Without even trying, I had suddenly become the height of fashion a whole season early: according to New York's designers, the dress of next summer will be one-armed and cut at a very sharp and modern angle at the hem. But I could not help being thankful for the security of two straps: having your dress falling to your ankles when a single, lonely thread can no longer take the strain must be one of life's more embarrassing moments.
Even before the strap on my tired old dress had snapped, by the end of Calvin Klein's show it was given a new lease of life. His collection - inspired, he said, by the work of Ellsworth Kelly and Jasper John - made accessible, commercial and wearable the stark, modernist Lang aesthetic, as well as that of Hussein Chalayan, the British-based designer.
The difference is that Klein's take on stark modernism will sell and sell. Fine jersey T-shirts that hug the body were layered over one another in electric blue and white, black and tomato red, or red and canary yellow.
Paper nylon was made into streamlined slip dresses and the only interruption of the strong colour blocks and severe lines were the gentleness of soft georgette falling in a single point at the hem or an orchid print on a double-layered dress.
New York's designers were in agreement with Newsweek's verdict that London is cool again. There was more than a smattering of inspiration drawn from the catwalks of British designers, mainly from man of the moment Alexander McQueen. Donna Karan's new young line, D for DKNY, made reference to McQueen's sharp, shiny tailoring, while Richard Tyler, who presented his collection to an intimate few in his own grand mansion house on Gramercy Park, slashed a jacket down the back and along the elbows without quite catching McQueen's anarchic spirit.

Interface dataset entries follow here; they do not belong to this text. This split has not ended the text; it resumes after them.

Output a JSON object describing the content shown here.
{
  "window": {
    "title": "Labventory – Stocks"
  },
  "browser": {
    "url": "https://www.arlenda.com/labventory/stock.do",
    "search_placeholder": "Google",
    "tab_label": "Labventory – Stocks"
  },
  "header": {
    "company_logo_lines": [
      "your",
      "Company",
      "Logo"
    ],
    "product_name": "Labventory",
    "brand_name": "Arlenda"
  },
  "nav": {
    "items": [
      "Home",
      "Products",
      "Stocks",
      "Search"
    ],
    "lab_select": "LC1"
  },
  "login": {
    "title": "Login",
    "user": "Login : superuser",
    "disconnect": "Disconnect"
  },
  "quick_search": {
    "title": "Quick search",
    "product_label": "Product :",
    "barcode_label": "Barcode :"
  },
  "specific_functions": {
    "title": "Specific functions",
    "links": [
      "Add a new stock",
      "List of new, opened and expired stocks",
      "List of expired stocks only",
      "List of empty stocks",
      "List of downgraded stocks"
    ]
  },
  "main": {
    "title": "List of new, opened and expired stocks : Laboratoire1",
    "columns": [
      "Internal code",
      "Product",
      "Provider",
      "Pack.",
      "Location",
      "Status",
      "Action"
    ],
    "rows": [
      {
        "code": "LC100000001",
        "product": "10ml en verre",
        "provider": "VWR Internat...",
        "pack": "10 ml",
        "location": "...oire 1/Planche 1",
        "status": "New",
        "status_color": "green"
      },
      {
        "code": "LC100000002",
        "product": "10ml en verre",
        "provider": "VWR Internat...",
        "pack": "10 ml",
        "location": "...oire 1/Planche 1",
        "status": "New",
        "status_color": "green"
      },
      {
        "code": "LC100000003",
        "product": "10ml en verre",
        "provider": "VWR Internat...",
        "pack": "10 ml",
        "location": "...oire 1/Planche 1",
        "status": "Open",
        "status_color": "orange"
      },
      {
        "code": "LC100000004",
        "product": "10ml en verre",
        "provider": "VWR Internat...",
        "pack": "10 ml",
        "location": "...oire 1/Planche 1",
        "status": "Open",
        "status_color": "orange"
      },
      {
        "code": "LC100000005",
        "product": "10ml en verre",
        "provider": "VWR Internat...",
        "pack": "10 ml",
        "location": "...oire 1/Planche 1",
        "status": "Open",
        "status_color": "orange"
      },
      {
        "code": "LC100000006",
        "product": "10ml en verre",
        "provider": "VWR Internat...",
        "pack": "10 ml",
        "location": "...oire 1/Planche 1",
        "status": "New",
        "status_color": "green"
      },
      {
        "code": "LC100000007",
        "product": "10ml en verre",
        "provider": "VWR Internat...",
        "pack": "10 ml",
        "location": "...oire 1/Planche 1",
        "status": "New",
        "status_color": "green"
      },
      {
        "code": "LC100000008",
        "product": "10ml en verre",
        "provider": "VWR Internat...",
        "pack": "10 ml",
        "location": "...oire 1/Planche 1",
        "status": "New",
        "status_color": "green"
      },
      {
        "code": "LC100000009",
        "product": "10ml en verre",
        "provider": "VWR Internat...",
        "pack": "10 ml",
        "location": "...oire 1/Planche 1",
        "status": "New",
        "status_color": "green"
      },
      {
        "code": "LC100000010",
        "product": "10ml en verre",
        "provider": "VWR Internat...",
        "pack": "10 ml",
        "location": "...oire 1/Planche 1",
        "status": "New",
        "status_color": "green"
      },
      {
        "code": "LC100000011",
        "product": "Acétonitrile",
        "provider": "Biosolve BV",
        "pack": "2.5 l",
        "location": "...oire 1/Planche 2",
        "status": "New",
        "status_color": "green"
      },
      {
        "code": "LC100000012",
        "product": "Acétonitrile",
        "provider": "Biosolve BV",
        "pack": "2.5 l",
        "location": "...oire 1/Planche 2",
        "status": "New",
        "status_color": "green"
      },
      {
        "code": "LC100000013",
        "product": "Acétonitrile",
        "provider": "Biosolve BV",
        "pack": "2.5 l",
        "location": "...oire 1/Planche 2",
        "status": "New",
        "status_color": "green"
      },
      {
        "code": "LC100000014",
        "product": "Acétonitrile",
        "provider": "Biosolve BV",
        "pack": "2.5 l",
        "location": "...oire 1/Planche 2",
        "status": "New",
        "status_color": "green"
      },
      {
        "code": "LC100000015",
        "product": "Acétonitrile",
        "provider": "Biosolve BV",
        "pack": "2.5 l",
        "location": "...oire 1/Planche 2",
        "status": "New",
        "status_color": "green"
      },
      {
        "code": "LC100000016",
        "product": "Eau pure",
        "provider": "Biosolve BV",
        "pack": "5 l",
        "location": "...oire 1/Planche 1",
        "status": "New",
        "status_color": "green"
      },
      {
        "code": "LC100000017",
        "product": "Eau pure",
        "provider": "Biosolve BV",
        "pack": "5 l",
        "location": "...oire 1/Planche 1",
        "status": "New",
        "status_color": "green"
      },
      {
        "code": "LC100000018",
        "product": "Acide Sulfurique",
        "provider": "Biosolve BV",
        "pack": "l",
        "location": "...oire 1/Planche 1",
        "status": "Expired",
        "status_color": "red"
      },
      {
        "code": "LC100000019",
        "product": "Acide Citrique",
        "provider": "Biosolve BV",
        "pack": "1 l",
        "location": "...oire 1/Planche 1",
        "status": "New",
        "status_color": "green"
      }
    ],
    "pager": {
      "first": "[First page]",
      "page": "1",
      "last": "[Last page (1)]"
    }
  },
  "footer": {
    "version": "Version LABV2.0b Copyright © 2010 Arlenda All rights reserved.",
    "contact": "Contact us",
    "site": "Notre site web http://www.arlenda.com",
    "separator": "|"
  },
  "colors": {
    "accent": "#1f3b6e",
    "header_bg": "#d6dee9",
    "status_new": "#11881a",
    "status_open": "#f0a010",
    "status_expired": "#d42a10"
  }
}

Tyler's collection was one of his best, with ethereal, finely beaded evening wear, romantic frills and pleats, and immaculate hand-finishing. A flesh camisole dress and fine, delicate pink chiffon jacket looked like one-off antiques, a relief after so many collections which revel in their mass production.
Ralph Lauren also gave pieces in his African Masai collection a hand- finished, one-off look with hand-painted suede evening dresses, heavy antique-looking leather belts, halter-neck scarf dresses and wrap tops. Lauren has the common touch that makes rich Upper East Side women flock into his store to snap up suede trousers and crisp shirts. He is like a good MOR rock star: dependable, easy and slick. His solution to dressing for next summer is wear a fancy gold latticework evening gown, but throw over a safari jacket so you feel relaxed and at ease, all part of the happy, apple pie-eating American experience.
For the hip daughters of the Ralph-loving uptown girls, there are the downtown designers Anna Sui and Marc Jacobs. Sui seems incapable of moving on from designing collections that might have been put together after a day's shopping at Camden Market, while Jacobs is moving on up into the big time with a contract to design the luxury clothing line for Louis Vuitton on the cards. His was a collection of simple, relevant sportswear with the sort of pretty, uncluttered, sparkly evening wear Kate Moss likes for Hollywood parties. Another name to watch on the younger, downtown circuit is Dublin-born Daryl K with her country and western inspired collection of easy tailoring and jersey separates.
"That's so pretty," mouthed singer kd lang to her girlfriend on the front row of the hugely influential younger Prada line, Miu Miu show. The girlfriend was dressed in Prada chiffon evening dress and diamond-print jacket topped off with one of kd's cowboy hats.
On the catwalk, there were fishermen's tunics in cornflower blue or raspberry worn over trousers cropped below the knee, Thirties' Chinese print dresses and, best of all, stiff long ball skirts in upholstery fabrics worn with fishermen's jumpers. The finishing touch was mid-calf socks and flesh- coloured court shoes worn throughout.
The dress was the main component of many of the collections. At Ghost, they were light and floaty with asymmetric hems and empire lines or cowl drapes held up by one or two delicate straps. Donna Karan's were jersey, slashed with one sleeve, or bias-cut, backless and body hugging. Hems were cut diagonally and for evening there were rich bronze and gold devores in satin.
Karan likes to accessorise with heavy amber necklaces or huge crystal rings in an attempt to make her collections a more spiritual and earthy experience than merely an exercise in selling great quantities of clothes, perfume and cosmetics nReuse content